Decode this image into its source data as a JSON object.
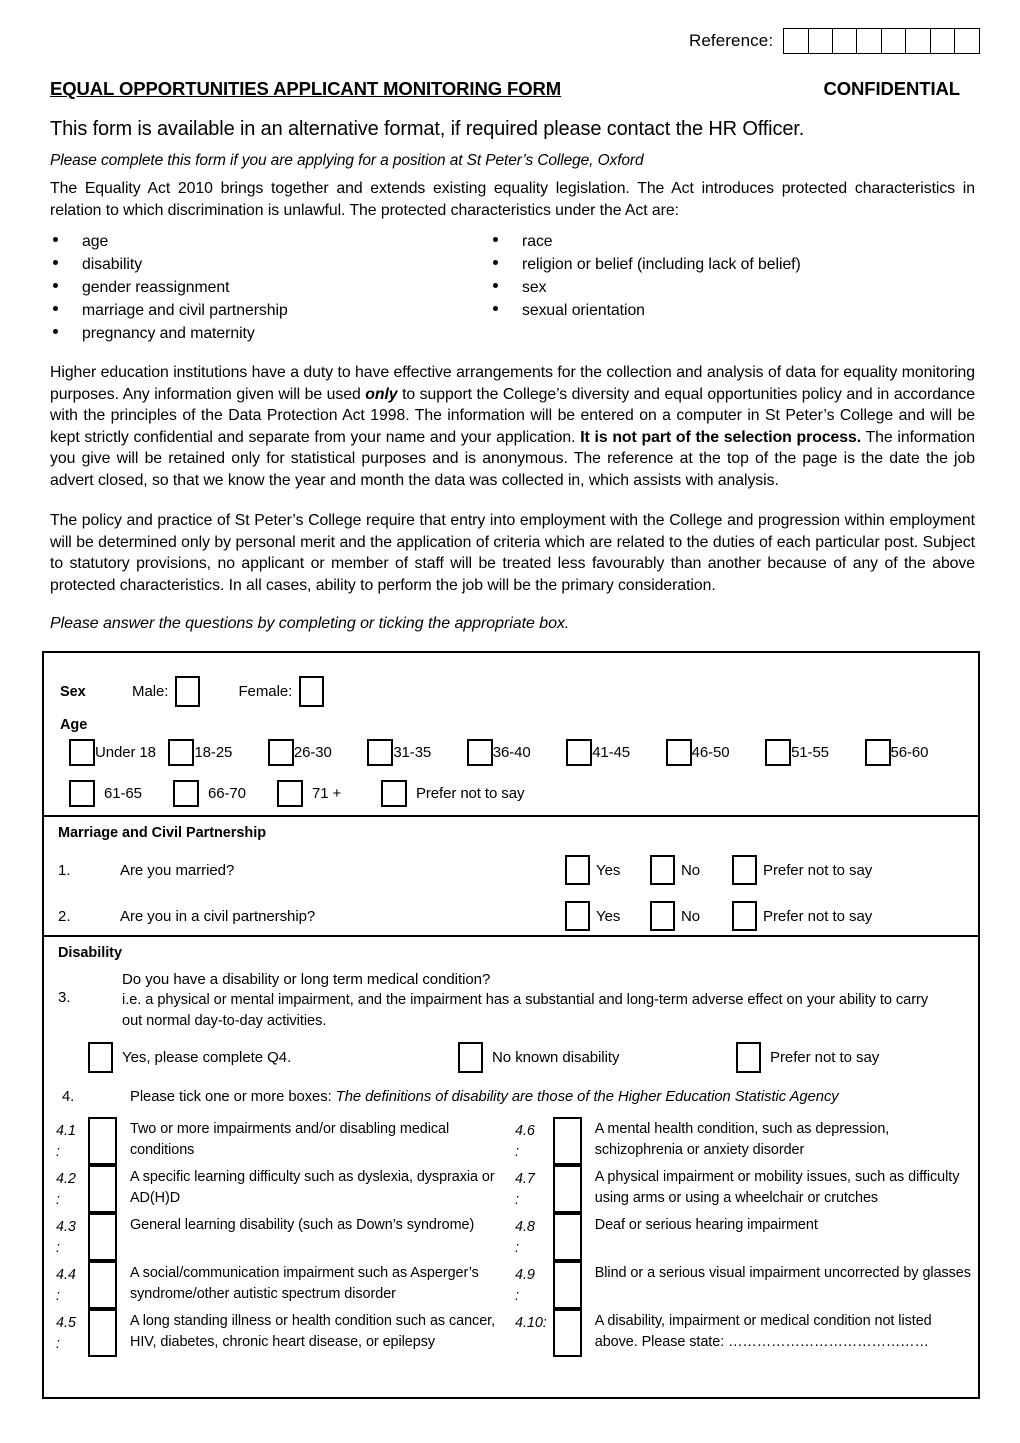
{
  "header": {
    "reference_label": "Reference:",
    "reference_box_count": 8,
    "title": "EQUAL OPPORTUNITIES APPLICANT MONITORING FORM",
    "confidential": "CONFIDENTIAL",
    "alt_format": "This form is available in an alternative format, if required please contact the HR Officer.",
    "please_complete": "Please complete this form if you are applying for a position at St Peter’s College, Oxford"
  },
  "intro": {
    "equality_act": "The Equality Act 2010 brings together and extends existing equality legislation. The Act introduces protected characteristics in relation to which discrimination is unlawful. The protected characteristics under the Act are:",
    "characteristics_left": [
      "age",
      "disability",
      "gender reassignment",
      "marriage and civil partnership",
      "pregnancy and maternity"
    ],
    "characteristics_right": [
      "race",
      "religion or belief (including lack of belief)",
      "sex",
      "sexual orientation"
    ],
    "higher_education_1": "Higher education institutions have a duty to have effective arrangements for the collection and analysis of data for equality monitoring purposes. Any information given will be used ",
    "higher_education_only": "only",
    "higher_education_2": " to support the College’s diversity and equal opportunities policy and in accordance with the principles of the Data Protection Act 1998. The information will be entered on a computer in St Peter’s College and will be kept strictly confidential and separate from your name and your application. ",
    "higher_education_bold": "It is not part of the selection process.",
    "higher_education_3": " The information you give will be retained only for statistical purposes and is anonymous. The reference at the top of the page is the date the job advert closed, so that we know the year and month the data was collected in, which assists with analysis.",
    "policy": "The policy and practice of St Peter’s College require that entry into employment with the College and progression within employment will be determined only by personal merit and the application of criteria which are related to the duties of each particular post. Subject to statutory provisions, no applicant or member of staff will be treated less favourably than another because of any of the above protected characteristics. In all cases, ability to perform the job will be the primary consideration.",
    "answer_note": "Please answer the questions by completing or ticking the appropriate box."
  },
  "sex_age": {
    "sex_label": "Sex",
    "male_label": "Male:",
    "female_label": "Female:",
    "age_label": "Age",
    "age_row1": [
      "Under 18",
      "18-25",
      "26-30",
      "31-35",
      "36-40",
      "41-45",
      "46-50",
      "51-55",
      "56-60"
    ],
    "age_row2": [
      "61-65",
      "66-70",
      "71 +",
      "Prefer not to say"
    ]
  },
  "marriage": {
    "heading": "Marriage and Civil Partnership",
    "questions": [
      {
        "num": "1.",
        "text": "Are you married?",
        "yes": "Yes",
        "no": "No",
        "pnts": "Prefer not to say"
      },
      {
        "num": "2.",
        "text": "Are you in a civil partnership?",
        "yes": "Yes",
        "no": "No",
        "pnts": "Prefer not to say"
      }
    ]
  },
  "disability": {
    "heading": "Disability",
    "q3_num": "3.",
    "q3_line1": "Do you have a disability or long term medical condition?",
    "q3_line2": "i.e. a physical or mental impairment, and the impairment has a substantial and long-term adverse effect on your ability to carry out normal day-to-day activities.",
    "q3_options": [
      "Yes, please complete Q4.",
      "No known disability",
      "Prefer not to say"
    ],
    "q4_num": "4.",
    "q4_instruction": "Please tick one or more boxes: ",
    "q4_instruction_italic": "The definitions of disability are those of the Higher Education Statistic Agency",
    "q4_left": [
      {
        "num": "4.1",
        "colon": ":",
        "text": "Two or more impairments and/or disabling medical conditions"
      },
      {
        "num": "4.2",
        "colon": ":",
        "text": "A specific learning difficulty such as dyslexia, dyspraxia or AD(H)D"
      },
      {
        "num": "4.3",
        "colon": ":",
        "text": "General learning disability (such as Down’s syndrome)"
      },
      {
        "num": "4.4",
        "colon": ":",
        "text": "A social/communication impairment such as Asperger’s syndrome/other autistic spectrum disorder"
      },
      {
        "num": "4.5",
        "colon": ":",
        "text": "A long standing illness or health condition such as cancer, HIV, diabetes, chronic heart disease, or epilepsy"
      }
    ],
    "q4_right": [
      {
        "num": "4.6",
        "colon": ":",
        "text": "A mental health condition, such as depression, schizophrenia or anxiety disorder"
      },
      {
        "num": "4.7",
        "colon": ":",
        "text": "A physical impairment or mobility issues, such as difficulty using arms or using a wheelchair or crutches"
      },
      {
        "num": "4.8",
        "colon": ":",
        "text": "Deaf or serious hearing impairment"
      },
      {
        "num": "4.9",
        "colon": ":",
        "text": "Blind or a serious visual impairment uncorrected by glasses"
      },
      {
        "num": "4.10:",
        "colon": "",
        "text": "A disability, impairment or medical condition not listed above.  Please state: ……………………………………"
      }
    ]
  },
  "colors": {
    "ink": "#000000",
    "paper": "#ffffff"
  }
}
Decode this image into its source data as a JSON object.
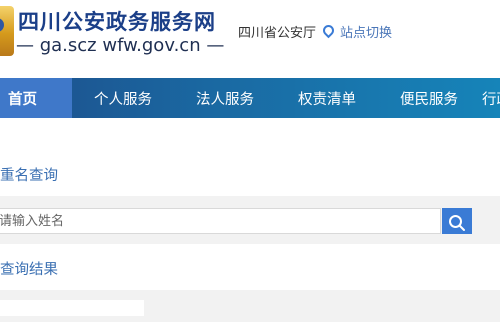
{
  "header": {
    "site_title": "四川公安政务服务网",
    "site_url": "— ga.scz wfw.gov.cn —",
    "department": "四川省公安厅",
    "switch_label": "站点切换"
  },
  "nav": {
    "items": [
      {
        "label": "首页",
        "active": true
      },
      {
        "label": "个人服务"
      },
      {
        "label": "法人服务"
      },
      {
        "label": "权责清单"
      },
      {
        "label": "便民服务"
      },
      {
        "label": "行政"
      }
    ]
  },
  "main": {
    "query_title": "重名查询",
    "search": {
      "placeholder": "请输入姓名",
      "value": ""
    },
    "result_title": "查询结果"
  },
  "icons": {
    "emblem": "police-emblem-icon",
    "location": "location-pin-icon",
    "search": "search-icon"
  },
  "colors": {
    "brand_blue": "#1b3f88",
    "accent_blue": "#3a7bd5",
    "link_blue": "#3a6fb2"
  }
}
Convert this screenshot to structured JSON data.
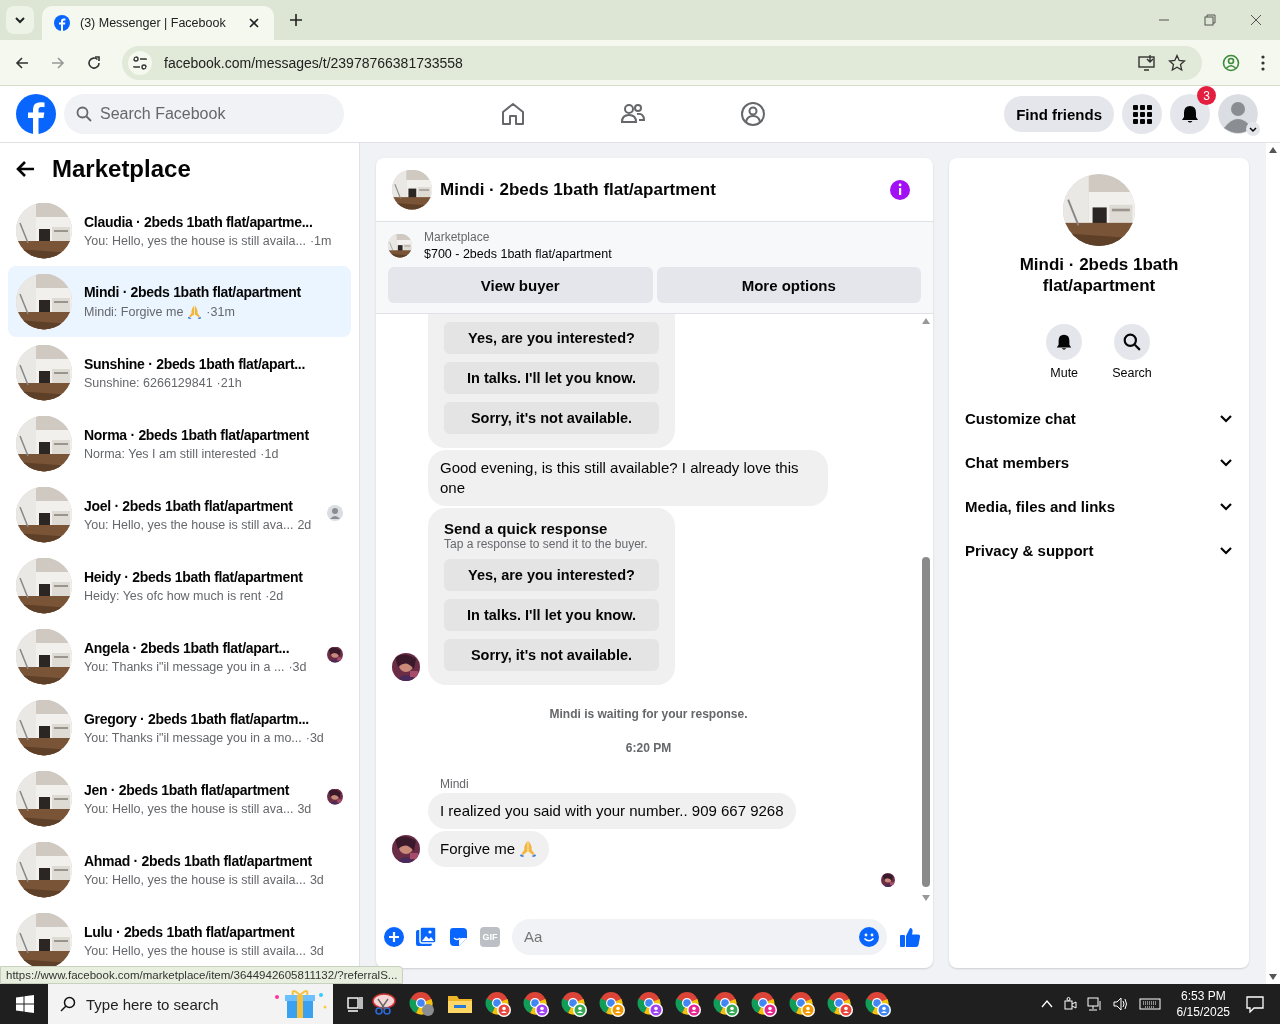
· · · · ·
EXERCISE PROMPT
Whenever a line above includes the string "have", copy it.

ANSWER FOR THIS EXERCISE
    "higher_education_1": "Higher education institutions have a duty to have effective arrangements for the collection and analysis of data for equality monitoring purposes. Any information given will be used ",
    "q3_line1": "Do you have a disability or long term medical condition?",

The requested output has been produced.